━━━━━ Recorded information ━━━━━

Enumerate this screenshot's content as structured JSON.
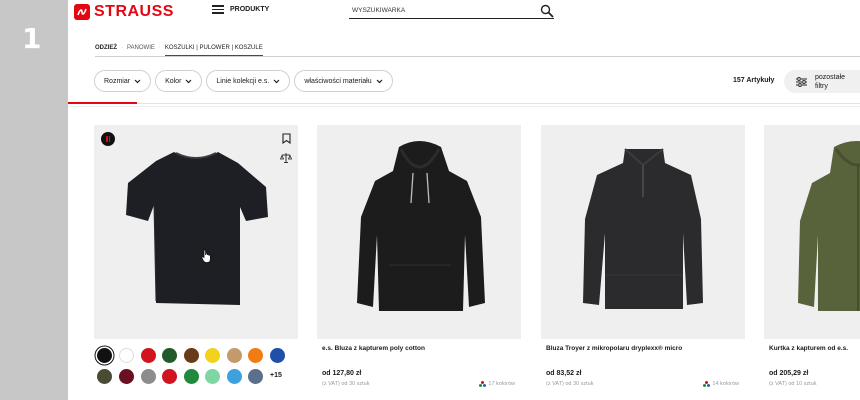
{
  "step": {
    "number": "1"
  },
  "header": {
    "brand": "STRAUSS",
    "products_label": "PRODUKTY",
    "search_label": "WYSZUKIWARKA"
  },
  "breadcrumb": [
    "ODZIEŻ",
    "PANOWIE",
    "KOSZULKI | PULOWER | KOSZULE"
  ],
  "filters": {
    "chips": [
      "Rozmiar",
      "Kolor",
      "Linie kolekcji e.s.",
      "właściwości materiału"
    ],
    "count": "157 Artykuły",
    "more_line1": "pozostałe",
    "more_line2": "filtry"
  },
  "products": [
    {
      "name": "",
      "price": "",
      "meta": "",
      "colors": ""
    },
    {
      "name": "e.s. Bluza z kapturem poly cotton",
      "price": "od 127,80 zł",
      "meta": "(z VAT) od 30 sztuk",
      "colors": "17 kolorów"
    },
    {
      "name": "Bluza Troyer z mikropolaru dryplexx® micro",
      "price": "od 83,52 zł",
      "meta": "(z VAT) od 30 sztuk",
      "colors": "14 kolorów"
    },
    {
      "name": "Kurtka z kapturem od e.s.",
      "price": "od 205,29 zł",
      "meta": "(z VAT) od 10 sztuk",
      "colors": ""
    }
  ],
  "swatches": {
    "colors": [
      "#111111",
      "#ffffff",
      "#d2141e",
      "#1f5a2a",
      "#6a3b1a",
      "#f2d21c",
      "#c59a6a",
      "#f07c13",
      "#1f4fa8",
      "#4a4a35",
      "#6a1020",
      "#8c8c8c",
      "#d2141e",
      "#1f8a3c",
      "#7fd6a0",
      "#3ea0dc",
      "#5a6f8c"
    ],
    "more": "+15"
  },
  "colors": {
    "accent": "#e30613"
  }
}
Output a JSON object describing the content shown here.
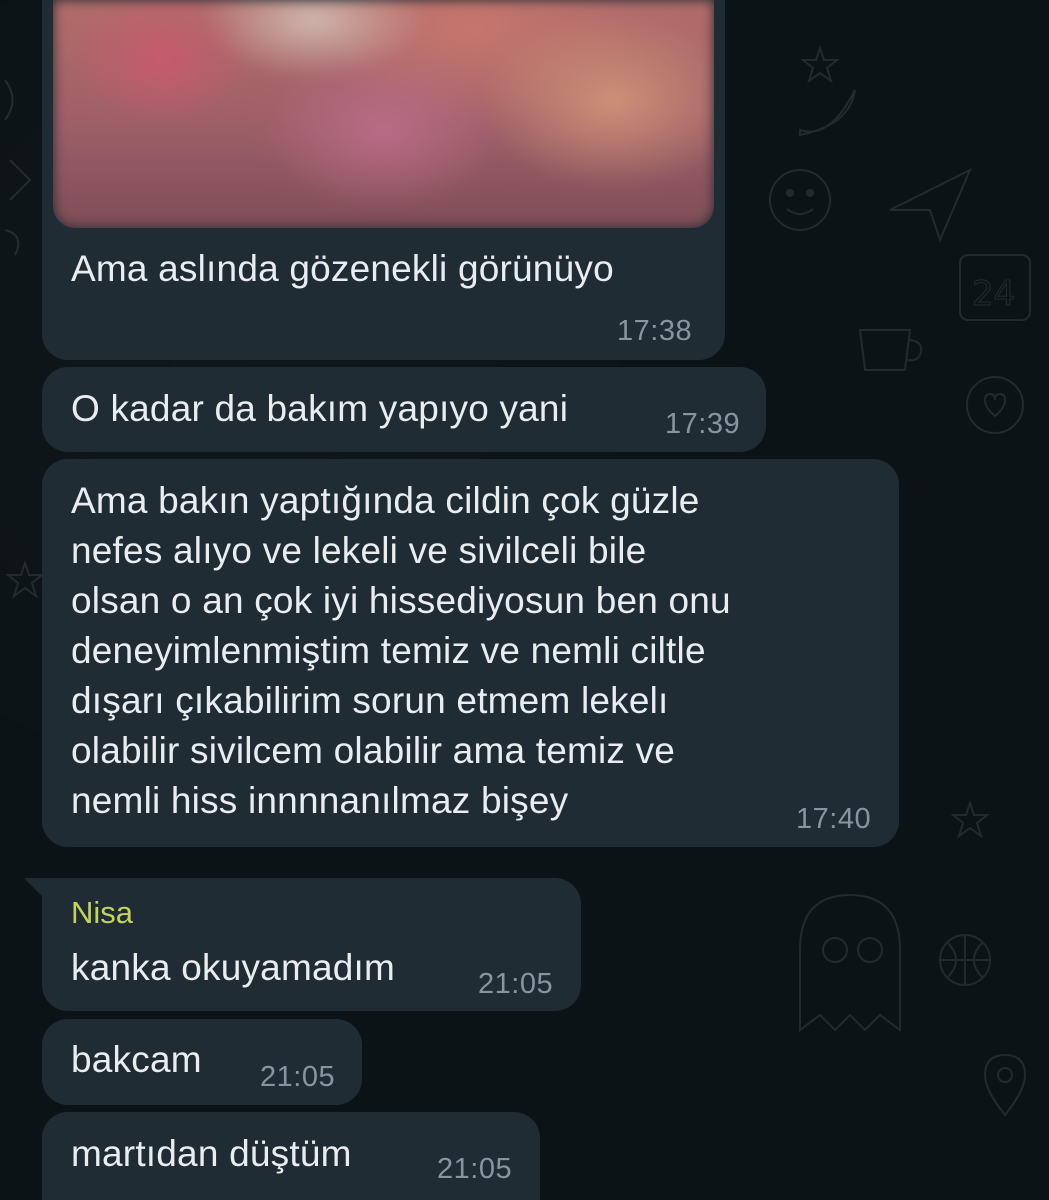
{
  "chat": {
    "messages": [
      {
        "text": "Ama aslında gözenekli görünüyo",
        "time": "17:38",
        "has_image": true
      },
      {
        "text": "O kadar da bakım yapıyo yani",
        "time": "17:39"
      },
      {
        "text": "Ama bakın yaptığında cildin çok güzle\nnefes alıyo ve lekeli ve sivilceli bile\nolsan o an çok iyi hissediyosun ben onu\ndeneyimlenmiştim temiz ve nemli ciltle\ndışarı çıkabilirim sorun etmem lekelı\nolabilir sivilcem olabilir ama temiz ve\nnemli hiss innnnanılmaz bişey",
        "time": "17:40"
      },
      {
        "sender": "Nisa",
        "text": "kanka okuyamadım",
        "time": "21:05"
      },
      {
        "text": "bakcam",
        "time": "21:05"
      },
      {
        "text": "martıdan düştüm",
        "time": "21:05"
      }
    ]
  },
  "colors": {
    "background": "#0c1317",
    "bubble": "#202c33",
    "text": "#e9edef",
    "time": "#8696a0",
    "sender_name": "#c6d35b"
  },
  "icons": [
    "doodle-star-icon",
    "doodle-heart-icon",
    "doodle-smiley-icon",
    "doodle-banana-icon",
    "doodle-airplane-icon",
    "doodle-calendar-icon",
    "doodle-cup-icon",
    "doodle-ghost-icon",
    "doodle-basketball-icon",
    "doodle-pin-icon"
  ]
}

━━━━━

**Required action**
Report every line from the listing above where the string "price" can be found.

**Result**
      "price": "",
      "price": "od 127,80 zł",
      "price": "od 83,52 zł",
      "price": "od 205,29 zł",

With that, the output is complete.